Some companies have bowed out of the process altogether. The recently introduced Ruger American Pistol was designed to meet many of the requirements set forth for the XM17. But Ruger's management decided it was a bad investment to participate in the program. Ruger would, of course, have liked to have that feather in its cap, after all the only U.S. military procurement of Ruger handguns in the past has been limited to some .38 Spl. revolvers for the Air Force and .22 Long Rifle training and competition guns.
But that has not scared other manufacturers away. Glock will be submitting guns, as well SIG Sauer with its new P320. Fabrique Nationale—through U.S. subsidiary FN America—has confirmed it will submit a striker-fired 9 mm pistol, and Smith & Wesson is betting on a variant of the M&P. Last I checked, Heckler & Koch was on the fence, but Beretta is definitely participating.
The U.S. M9 in 9x19 mm NATO has been the standard sidearm of the U.S. military since the Italian design replaced the M1911 in 1985. Beretta sought to meet many of the Army’s requirements with an updated version of its gun dubbed the M9A3 under its existing contract. But the Army soundly rejected Beretta’s attempt, and the M9A3 was disqualified from entrance. Beretta is instead entering its new APX pistol for consideration as the XM17.

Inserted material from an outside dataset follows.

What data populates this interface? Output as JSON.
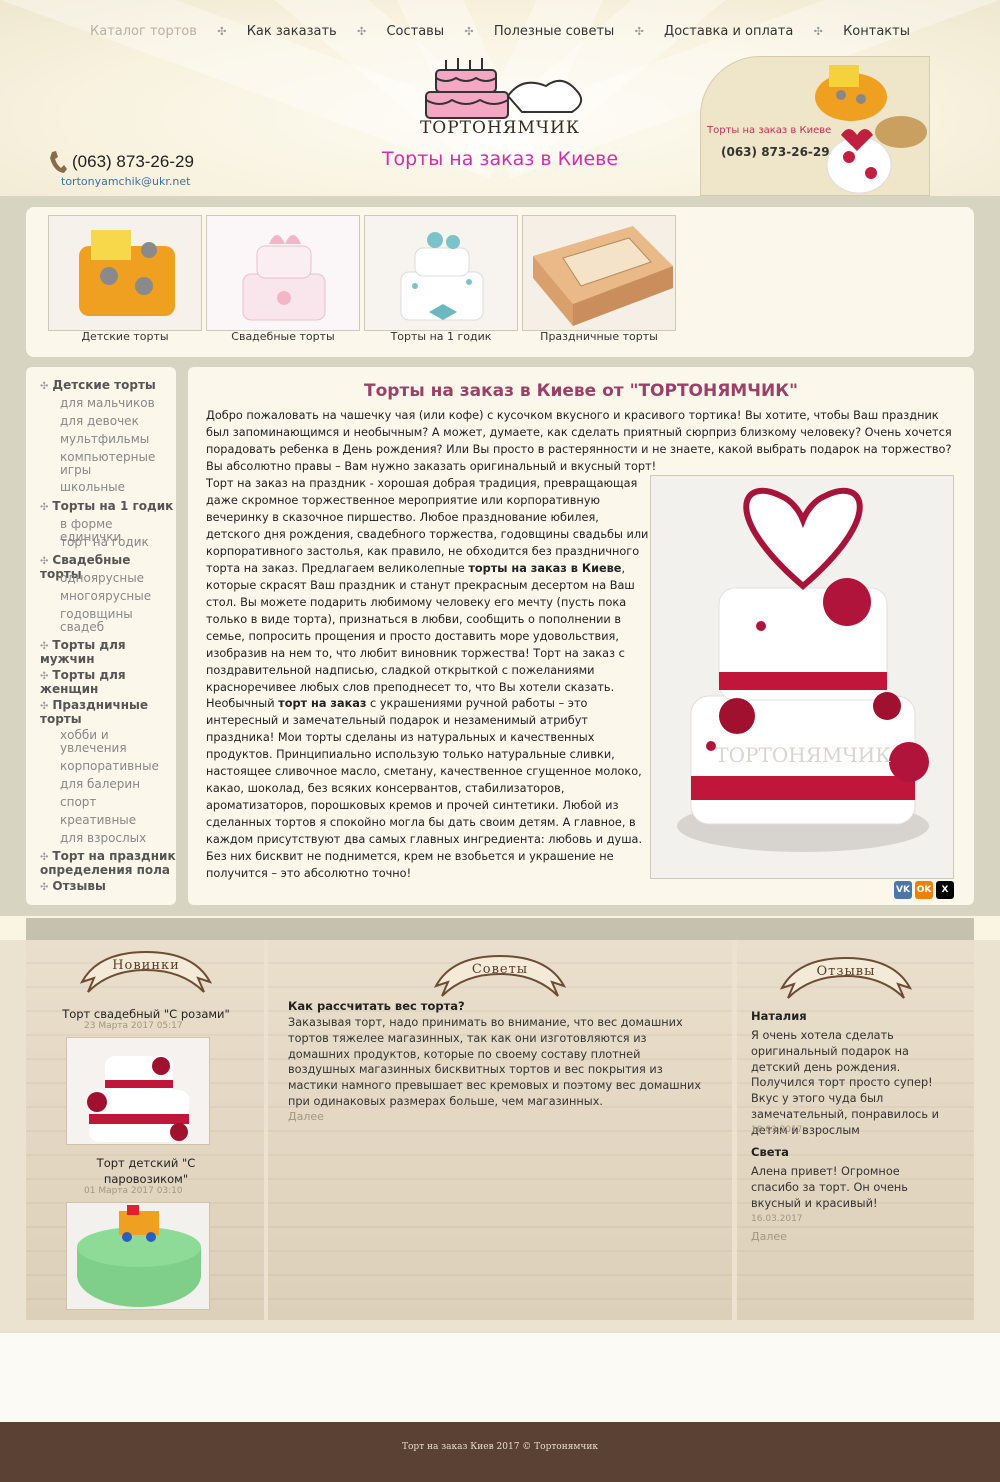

There is no doubt that our troops, who face increasing threats around the world, need the finest combat pistol available. Because when a soldier on the battlefield needs to go to his or her sidearm, things have gotten very bad indeed. It is my hope the XM17, regardless of which company makes it and whatever cartridge it takes, is the right tool for the job.